About this task> Go through the lines below. Copy those with "Network".

[Material provided — start]

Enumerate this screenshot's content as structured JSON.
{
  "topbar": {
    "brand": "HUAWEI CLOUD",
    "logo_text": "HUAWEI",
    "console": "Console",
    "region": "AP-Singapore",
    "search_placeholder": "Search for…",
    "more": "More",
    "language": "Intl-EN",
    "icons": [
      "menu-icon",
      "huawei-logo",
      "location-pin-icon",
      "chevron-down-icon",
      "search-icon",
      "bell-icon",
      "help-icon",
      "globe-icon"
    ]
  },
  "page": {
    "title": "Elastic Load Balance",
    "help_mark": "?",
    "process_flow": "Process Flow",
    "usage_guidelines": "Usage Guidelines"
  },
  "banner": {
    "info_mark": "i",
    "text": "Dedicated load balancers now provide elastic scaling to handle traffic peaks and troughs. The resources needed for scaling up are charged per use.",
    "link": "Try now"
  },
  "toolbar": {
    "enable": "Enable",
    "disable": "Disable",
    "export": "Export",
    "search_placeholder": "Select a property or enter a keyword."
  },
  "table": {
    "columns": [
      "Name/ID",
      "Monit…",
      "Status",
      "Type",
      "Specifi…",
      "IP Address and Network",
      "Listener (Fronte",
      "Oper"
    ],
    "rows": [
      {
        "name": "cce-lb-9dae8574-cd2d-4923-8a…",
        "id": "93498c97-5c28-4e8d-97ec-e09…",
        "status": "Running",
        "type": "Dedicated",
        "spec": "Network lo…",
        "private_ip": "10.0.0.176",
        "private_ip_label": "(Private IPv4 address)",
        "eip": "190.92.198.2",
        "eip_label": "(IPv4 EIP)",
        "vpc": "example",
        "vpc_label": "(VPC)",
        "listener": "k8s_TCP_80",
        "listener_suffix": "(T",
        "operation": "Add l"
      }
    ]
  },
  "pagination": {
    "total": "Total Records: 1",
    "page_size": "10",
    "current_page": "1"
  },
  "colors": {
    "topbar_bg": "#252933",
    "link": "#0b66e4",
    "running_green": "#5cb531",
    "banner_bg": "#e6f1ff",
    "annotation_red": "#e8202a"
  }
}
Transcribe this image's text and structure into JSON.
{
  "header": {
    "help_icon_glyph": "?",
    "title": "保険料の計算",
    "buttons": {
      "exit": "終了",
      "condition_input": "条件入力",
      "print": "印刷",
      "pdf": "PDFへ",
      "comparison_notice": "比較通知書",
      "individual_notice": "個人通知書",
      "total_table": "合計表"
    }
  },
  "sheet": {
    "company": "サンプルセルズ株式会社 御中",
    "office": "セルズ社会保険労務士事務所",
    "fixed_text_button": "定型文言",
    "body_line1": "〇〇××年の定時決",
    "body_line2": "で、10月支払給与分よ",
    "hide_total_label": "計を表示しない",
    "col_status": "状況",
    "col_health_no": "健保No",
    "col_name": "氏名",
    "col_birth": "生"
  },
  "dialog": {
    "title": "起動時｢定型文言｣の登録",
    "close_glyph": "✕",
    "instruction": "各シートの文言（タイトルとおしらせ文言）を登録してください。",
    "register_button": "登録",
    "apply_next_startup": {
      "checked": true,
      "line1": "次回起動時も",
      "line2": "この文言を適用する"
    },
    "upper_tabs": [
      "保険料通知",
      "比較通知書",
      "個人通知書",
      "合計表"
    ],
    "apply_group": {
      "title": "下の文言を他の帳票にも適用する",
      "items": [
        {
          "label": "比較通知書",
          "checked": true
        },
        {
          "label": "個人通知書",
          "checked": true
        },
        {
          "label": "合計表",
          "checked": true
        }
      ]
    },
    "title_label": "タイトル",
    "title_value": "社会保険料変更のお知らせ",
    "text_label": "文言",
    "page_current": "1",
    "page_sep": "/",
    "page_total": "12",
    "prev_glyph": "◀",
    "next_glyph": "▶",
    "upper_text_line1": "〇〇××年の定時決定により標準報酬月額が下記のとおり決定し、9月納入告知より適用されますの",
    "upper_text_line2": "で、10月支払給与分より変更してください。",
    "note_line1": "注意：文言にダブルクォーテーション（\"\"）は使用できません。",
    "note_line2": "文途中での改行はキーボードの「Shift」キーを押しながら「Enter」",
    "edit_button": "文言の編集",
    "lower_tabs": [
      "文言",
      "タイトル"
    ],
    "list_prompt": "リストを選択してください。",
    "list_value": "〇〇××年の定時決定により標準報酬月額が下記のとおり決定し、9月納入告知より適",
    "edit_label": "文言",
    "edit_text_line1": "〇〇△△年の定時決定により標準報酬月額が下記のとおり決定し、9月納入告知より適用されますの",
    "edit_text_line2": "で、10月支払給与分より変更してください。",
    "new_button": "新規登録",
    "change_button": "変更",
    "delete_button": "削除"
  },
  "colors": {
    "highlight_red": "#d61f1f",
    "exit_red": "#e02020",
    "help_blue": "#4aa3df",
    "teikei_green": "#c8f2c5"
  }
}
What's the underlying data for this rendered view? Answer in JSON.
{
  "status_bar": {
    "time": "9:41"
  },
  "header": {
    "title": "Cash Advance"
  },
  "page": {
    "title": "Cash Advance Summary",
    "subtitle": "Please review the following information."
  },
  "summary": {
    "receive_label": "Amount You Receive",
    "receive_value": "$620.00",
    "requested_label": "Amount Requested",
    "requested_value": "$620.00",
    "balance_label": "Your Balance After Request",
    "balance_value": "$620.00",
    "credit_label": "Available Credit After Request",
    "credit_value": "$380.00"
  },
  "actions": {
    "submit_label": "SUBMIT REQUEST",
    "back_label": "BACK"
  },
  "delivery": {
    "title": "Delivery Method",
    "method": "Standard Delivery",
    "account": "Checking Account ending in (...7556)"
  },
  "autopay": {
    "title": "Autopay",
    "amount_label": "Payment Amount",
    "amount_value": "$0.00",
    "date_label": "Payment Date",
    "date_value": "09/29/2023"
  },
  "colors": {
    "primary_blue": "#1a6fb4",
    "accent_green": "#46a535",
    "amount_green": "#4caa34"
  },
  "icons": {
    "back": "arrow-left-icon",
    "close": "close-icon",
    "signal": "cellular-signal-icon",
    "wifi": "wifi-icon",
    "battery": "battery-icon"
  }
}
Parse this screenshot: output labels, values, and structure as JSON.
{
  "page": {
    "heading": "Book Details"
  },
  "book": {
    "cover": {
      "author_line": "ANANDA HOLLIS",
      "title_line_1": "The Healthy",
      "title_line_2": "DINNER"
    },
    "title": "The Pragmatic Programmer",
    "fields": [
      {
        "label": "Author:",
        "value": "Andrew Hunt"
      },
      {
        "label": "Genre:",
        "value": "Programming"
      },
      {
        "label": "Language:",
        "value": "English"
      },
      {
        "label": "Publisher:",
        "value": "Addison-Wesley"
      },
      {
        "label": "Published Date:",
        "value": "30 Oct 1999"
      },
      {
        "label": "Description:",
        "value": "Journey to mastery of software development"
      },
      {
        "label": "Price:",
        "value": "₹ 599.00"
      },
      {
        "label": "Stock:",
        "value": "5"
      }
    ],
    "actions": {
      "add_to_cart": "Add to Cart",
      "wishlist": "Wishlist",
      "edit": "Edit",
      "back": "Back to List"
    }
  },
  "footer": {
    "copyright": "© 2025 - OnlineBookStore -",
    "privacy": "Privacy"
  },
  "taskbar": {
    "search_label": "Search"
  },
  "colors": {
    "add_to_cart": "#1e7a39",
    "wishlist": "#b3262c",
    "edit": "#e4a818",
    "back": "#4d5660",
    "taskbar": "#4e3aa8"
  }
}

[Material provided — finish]

Response to this task>
      "IP Address and Network",
        "spec": "Network lo…",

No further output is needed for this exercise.